Here, it's best to understand the idea of slope. It is defined as the ratio of the change in the vertical dimension over the corresponding change in the horizontal dimension. As an equation, it looks like this if given two points on the line `(x_1,y_1)` and `(x_2,y_2)` :

`m = (Deltay)/(Deltax) = (y_2-y_1)/(x_2-x_1)`

However, slope is only one part of the picture. You can have many different lines of the same slope! So, you'll need another parameter. For us, the convenient choice will be the y-intercept, we'll call *b*, meaning the value of the y coordinate when x=0. Knowing the slope and y-intercept, we can produce the following equation for the line:

`y = mx + b`

Armed with this tool, we can now solve the problem.

For the first part, we are given that for any horizontal change of one unit, the vertical change will be 5 units. We are given in the problem that when x = 0, y = 0, as well, considering the starting point is (0,0). So, we have our slope (`m = 5/1`) and we have our y-intercept: 0.

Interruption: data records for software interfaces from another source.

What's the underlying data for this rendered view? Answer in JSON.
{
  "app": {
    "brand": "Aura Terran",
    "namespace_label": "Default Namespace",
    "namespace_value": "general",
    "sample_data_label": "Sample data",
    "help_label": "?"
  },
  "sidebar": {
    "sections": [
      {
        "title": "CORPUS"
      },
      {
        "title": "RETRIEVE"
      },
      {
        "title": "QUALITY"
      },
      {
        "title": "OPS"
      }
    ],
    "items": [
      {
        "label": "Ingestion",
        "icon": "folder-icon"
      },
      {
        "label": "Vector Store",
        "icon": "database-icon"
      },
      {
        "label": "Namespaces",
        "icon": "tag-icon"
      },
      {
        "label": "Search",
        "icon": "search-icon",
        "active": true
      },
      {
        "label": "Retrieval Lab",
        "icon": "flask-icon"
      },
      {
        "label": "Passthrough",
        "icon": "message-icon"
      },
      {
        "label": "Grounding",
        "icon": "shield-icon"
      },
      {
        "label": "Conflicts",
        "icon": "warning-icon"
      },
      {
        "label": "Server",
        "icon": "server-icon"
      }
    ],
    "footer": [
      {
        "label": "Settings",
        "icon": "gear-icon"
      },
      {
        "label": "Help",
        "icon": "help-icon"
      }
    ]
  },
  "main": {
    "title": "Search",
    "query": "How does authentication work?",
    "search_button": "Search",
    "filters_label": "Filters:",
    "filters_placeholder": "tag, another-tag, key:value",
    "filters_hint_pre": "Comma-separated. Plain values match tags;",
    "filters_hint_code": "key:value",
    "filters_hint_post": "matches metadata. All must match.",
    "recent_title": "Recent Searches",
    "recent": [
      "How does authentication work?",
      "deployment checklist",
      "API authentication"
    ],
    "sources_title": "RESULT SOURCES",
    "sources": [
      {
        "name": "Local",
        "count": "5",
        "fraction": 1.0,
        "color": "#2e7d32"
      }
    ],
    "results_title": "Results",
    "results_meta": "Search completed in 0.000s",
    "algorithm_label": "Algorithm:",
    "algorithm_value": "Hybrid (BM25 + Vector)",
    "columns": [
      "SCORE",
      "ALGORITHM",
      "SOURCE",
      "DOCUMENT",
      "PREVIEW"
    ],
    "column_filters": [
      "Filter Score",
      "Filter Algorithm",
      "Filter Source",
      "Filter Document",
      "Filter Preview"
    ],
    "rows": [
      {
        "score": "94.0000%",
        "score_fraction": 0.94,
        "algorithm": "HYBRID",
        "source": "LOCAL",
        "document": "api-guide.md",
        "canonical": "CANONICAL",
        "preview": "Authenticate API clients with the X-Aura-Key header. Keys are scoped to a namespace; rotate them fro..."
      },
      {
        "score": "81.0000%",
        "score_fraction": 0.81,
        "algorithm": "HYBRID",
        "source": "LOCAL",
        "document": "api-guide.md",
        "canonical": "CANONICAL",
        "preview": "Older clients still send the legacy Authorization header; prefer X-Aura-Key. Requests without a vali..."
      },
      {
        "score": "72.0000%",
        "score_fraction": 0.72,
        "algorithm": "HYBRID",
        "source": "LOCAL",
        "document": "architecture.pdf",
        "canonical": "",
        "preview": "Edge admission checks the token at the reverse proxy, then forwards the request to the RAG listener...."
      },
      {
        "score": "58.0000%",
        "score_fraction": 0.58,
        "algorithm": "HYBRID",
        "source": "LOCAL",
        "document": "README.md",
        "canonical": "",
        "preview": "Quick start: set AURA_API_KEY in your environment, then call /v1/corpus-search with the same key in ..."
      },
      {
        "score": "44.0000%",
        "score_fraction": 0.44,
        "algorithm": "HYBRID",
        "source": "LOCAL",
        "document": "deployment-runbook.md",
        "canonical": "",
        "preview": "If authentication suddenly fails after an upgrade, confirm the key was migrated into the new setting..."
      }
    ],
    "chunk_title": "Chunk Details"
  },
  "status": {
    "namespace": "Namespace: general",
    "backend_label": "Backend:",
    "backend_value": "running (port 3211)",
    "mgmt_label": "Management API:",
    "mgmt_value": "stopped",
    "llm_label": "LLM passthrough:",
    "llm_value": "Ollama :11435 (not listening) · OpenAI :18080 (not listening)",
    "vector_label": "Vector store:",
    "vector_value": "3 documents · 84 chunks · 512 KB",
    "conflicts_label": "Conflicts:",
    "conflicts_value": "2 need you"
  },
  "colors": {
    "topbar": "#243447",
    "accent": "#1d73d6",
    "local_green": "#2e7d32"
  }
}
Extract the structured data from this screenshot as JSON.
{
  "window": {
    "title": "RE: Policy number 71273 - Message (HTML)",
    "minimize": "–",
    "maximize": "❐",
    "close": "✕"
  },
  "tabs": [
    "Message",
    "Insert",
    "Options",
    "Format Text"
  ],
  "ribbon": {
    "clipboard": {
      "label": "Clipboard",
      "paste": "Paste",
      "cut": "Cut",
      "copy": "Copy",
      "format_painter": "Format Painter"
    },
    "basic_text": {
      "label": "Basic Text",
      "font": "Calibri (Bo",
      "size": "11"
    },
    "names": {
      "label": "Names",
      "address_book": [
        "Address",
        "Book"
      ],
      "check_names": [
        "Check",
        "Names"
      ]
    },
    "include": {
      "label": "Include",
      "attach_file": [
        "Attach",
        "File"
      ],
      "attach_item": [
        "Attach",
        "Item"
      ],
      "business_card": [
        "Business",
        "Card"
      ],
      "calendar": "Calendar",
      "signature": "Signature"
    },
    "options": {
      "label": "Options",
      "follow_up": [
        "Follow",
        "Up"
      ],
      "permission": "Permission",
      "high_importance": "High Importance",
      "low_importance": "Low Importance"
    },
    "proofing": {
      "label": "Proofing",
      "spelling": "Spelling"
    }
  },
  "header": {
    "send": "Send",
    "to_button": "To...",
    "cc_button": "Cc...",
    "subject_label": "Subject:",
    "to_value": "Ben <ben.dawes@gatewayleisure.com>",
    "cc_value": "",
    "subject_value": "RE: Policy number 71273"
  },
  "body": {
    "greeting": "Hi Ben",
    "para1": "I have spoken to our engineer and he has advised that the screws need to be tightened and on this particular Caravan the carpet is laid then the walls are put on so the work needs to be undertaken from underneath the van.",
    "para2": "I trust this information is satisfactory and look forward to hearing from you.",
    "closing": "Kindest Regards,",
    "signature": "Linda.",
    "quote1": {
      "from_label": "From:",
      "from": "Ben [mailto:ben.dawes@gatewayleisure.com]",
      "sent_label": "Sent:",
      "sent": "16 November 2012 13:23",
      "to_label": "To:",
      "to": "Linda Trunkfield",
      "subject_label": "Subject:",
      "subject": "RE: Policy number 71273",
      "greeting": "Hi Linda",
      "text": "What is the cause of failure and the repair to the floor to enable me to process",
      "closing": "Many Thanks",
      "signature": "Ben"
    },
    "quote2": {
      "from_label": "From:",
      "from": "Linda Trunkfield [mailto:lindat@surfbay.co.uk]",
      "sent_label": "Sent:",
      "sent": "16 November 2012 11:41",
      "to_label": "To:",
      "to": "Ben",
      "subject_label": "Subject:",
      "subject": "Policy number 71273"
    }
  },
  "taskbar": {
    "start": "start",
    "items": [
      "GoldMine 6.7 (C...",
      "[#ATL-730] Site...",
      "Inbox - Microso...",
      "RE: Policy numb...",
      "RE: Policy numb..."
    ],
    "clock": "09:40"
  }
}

**Our equation is therefore the following:**

`y = 5/1 x + 0`

`y = 5x`

For (b), the exact same concept applies. We know that for each horizontal change of 2 units, the vertical change is 13 units, giving us a slope of 13/2. At the starting point (x = 0), we are given that it is fired 2 units from the ground (giving a y-intercept of 2). Therefore, **we get the following equation** describing the motion of the rocket:

`y = 13/2 x + 2`